This Ultra-Thin Material Can Stop Bullets by Hardening Like a Diamond

Researchers use the world's strongest material to create a film that can harden like a diamond upon impact.


Researchers from The City University of New York (CUNY) have figured out that if you stack two layers of graphene, the new material it can harden to a diamond-like consistency upon impact. Where is that quality useful? In bullet-proof armor, which tends to be quite heavy, but doesn’t have to be if this graphene-based material is employed.

Graphene, the world’s strongest material, is made up of carbon atoms that are linked together in a honeycomb pattern. It can be produced in one-atom-thick sheets. 

The new material, conceived of by CUNY associate professor Angelo Bongiorno, consists of two sheets of graphene and is called diamene. It’s comparable to foil in lightness and flexibility. But when a sudden mechanical pressure hits it, the material can temporarily become harder than a diamond. 

"Graphite and diamonds are both made entirely of carbon, but the atoms are arranged differently in each material, giving them distinct properties such as hardness, flexibility and electrical conduction," explained Bongiorno. "Our new technique allows us to manipulate graphite so that it can take on the beneficial properties of a diamond under specific conditions."

The researchers see applications of the material in wear-resistant protective coatings and ultra-light bullet-proof films. 

Elisa Riedo, professor of physics and the project's lead researcher, says this is the thinnest film that has the “stiffness and hardness of diamond” that’s ever been created.

"Previously, when we tested graphite or a single atomic layer of graphene, we would apply pressure and feel a very soft film,” she added. “But when the graphite film was exactly two-layers thick, all of a sudden we realized that the material under pressure was becoming extremely hard and as stiff, or stiffer, than bulk diamond."

What’s curious, the effect of hardening only takes place when two sheets of graphene are used. It can’t be any more or less.  

You can read the study here, in the journal Nature Nanotechnology.

Should you defend the free speech rights of neo-Nazis?

Former president of the ACLU Nadine Strossen discusses whether our society should always defend free speech rights, even for groups who would oppose such rights.

Sponsored by Charles Koch Foundation
  • Former ACLU president Nadine Strossen understands that protecting free speech rights isn't always a straightforward proposition.
  • In this video, Strossen describes the reasoning behind why the ACLU defended the free speech rights of neo-Nazis in Skokie, Illinois, 1977.
  • The opinions expressed in this video do not necessarily reflect the views of the Charles Koch Foundation, which encourages the expression of diverse viewpoints within a culture of civil discourse and mutual respect.
Keep reading Show less

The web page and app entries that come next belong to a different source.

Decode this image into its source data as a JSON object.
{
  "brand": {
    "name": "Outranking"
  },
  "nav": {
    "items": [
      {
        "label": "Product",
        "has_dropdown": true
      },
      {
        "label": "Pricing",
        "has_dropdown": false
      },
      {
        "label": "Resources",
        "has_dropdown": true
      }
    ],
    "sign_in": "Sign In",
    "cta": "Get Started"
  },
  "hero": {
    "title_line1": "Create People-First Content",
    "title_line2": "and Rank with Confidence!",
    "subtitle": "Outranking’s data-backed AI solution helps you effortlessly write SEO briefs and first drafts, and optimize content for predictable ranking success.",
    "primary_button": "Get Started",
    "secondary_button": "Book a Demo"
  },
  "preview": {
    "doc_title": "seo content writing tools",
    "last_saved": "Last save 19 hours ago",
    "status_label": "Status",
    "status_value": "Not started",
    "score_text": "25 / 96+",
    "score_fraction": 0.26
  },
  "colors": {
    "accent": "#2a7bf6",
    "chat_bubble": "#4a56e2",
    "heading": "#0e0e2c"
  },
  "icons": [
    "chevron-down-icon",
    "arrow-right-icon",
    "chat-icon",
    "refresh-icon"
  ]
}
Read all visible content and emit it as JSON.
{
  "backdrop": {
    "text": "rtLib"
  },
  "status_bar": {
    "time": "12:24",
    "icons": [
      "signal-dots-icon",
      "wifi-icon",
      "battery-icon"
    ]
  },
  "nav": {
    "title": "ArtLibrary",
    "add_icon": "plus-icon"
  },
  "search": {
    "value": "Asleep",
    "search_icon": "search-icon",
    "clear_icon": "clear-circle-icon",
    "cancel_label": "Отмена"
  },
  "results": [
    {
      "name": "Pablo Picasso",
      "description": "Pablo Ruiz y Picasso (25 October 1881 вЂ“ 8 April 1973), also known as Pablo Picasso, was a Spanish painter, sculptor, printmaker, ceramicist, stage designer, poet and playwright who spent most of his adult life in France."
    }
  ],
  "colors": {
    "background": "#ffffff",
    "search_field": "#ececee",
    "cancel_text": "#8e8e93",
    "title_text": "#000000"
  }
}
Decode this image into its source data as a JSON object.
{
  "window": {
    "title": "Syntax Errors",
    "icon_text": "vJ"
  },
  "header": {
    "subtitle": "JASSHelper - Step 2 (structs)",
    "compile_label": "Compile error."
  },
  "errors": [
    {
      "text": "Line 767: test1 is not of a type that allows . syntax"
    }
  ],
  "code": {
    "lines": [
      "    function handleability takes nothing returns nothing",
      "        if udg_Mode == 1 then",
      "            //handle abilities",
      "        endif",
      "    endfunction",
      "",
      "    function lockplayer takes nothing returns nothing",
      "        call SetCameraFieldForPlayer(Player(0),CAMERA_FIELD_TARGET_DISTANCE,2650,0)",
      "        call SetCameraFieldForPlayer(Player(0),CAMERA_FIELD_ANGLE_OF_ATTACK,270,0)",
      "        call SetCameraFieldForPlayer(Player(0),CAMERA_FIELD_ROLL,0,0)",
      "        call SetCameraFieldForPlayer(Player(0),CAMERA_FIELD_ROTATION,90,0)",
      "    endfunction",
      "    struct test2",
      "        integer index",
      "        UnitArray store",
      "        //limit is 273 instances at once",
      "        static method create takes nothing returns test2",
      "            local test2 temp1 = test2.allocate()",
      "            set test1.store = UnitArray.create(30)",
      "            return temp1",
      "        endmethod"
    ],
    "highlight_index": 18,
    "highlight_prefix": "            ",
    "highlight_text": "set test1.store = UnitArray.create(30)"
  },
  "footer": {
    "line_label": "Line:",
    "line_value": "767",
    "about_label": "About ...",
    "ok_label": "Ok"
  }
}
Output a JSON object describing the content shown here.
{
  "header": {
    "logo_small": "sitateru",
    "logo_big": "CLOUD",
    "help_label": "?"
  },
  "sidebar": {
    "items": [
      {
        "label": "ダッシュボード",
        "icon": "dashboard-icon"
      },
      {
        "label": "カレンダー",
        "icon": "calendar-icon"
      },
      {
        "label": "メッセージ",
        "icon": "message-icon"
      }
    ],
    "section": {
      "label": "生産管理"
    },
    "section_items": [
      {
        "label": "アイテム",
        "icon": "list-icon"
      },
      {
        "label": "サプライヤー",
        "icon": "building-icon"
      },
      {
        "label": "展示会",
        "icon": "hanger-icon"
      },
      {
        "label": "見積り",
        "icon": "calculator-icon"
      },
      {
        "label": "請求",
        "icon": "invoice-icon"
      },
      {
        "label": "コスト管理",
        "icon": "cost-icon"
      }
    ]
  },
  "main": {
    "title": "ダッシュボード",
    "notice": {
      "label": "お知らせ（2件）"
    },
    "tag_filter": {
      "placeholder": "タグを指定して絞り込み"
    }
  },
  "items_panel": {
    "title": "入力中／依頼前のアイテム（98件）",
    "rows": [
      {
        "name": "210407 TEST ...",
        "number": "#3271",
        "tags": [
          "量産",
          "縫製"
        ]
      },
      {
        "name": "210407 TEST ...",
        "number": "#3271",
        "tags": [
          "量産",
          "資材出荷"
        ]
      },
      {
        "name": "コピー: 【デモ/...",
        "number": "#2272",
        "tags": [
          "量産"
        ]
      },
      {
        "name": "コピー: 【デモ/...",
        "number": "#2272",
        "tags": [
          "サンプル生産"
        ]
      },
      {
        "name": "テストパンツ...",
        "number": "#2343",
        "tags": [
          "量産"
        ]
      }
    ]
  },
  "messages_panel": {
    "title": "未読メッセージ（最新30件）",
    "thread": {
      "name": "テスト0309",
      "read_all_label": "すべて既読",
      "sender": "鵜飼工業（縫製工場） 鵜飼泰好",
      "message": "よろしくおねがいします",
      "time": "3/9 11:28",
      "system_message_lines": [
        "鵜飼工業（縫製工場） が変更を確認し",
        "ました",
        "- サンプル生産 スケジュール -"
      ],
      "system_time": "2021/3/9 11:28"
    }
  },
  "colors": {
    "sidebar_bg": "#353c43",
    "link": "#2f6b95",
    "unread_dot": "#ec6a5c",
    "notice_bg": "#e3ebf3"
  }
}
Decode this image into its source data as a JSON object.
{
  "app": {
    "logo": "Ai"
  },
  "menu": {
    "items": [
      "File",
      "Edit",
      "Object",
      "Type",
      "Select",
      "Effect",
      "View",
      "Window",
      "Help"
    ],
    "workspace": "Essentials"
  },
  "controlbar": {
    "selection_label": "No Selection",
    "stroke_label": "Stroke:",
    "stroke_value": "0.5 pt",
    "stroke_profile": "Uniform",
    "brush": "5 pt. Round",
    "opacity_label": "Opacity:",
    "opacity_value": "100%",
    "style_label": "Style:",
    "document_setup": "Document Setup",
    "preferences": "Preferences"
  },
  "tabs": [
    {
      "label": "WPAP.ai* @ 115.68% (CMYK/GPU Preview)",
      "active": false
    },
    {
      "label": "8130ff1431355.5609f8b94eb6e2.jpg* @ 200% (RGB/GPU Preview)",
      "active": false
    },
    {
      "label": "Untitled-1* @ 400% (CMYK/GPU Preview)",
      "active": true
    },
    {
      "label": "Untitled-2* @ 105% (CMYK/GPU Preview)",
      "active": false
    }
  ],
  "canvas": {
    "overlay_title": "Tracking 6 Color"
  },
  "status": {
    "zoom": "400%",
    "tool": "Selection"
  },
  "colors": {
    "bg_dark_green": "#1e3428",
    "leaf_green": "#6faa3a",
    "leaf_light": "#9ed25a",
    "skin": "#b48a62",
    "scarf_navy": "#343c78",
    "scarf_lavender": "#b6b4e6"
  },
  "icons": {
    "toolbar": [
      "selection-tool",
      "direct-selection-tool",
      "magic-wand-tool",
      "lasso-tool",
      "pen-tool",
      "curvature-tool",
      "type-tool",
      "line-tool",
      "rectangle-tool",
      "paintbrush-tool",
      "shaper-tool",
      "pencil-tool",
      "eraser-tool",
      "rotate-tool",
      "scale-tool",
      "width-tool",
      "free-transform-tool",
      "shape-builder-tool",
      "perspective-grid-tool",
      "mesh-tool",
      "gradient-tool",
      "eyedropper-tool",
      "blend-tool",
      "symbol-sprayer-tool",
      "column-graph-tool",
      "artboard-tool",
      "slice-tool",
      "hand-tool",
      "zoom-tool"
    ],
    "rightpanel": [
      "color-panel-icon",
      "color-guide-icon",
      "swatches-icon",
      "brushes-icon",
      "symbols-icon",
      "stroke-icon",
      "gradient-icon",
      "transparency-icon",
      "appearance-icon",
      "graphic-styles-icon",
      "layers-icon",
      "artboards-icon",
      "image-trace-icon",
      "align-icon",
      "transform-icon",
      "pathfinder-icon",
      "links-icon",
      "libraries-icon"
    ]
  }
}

It’s just a sheet of glass. With AI.

A new paradigm for machine vision has just been demonstrated.

Image source: aleknext/Shutterstock
Technology & Innovation
  • Scientists have invented a way for a sheet of glass to perform neural computing.
  • The glass uses light patterns to identify images without a computer or power.
  • It's image recognition at the speed of light.
Keep reading Show less

New alternative to Trump's wall would create jobs, renewable energy, and increase border security

A consortium of scientists and engineers have proposed that the U.S. and Mexico build a series of guarded solar, wind, natural gas and desalination facilities along the entirety of the border.

Credit: Purdue University photo/Jorge Castillo Quiñones
Politics & Current Affairs
  • The proposal was recently presented to several U.S. members of Congress.
  • The plan still calls for border security, considering all of the facilities along the border would be guarded and connected by physical barriers.
  • It's undoubtedly an expensive and complicated proposal, but the team argues that border regions are ideal spots for wind and solar energy, and that they could use the jobs and fresh water the energy park would create.
Keep reading Show less

Elon Musk’s Neuralink unveils device to connect your brain to a smartphone

"A monkey has been able to control a computer with its brain," Musk said, referring to tests of the device.

Neuralink
Technology & Innovation
  • Neuralink seeks to build a brain-machine interface that would connect human brains with computers.
  • No tests have been performed in humans, but the company hopes to obtain FDA approval and begin human trials in 2020.
  • Musk said the technology essentially provides humans the option of "merging with AI."
Keep reading Show less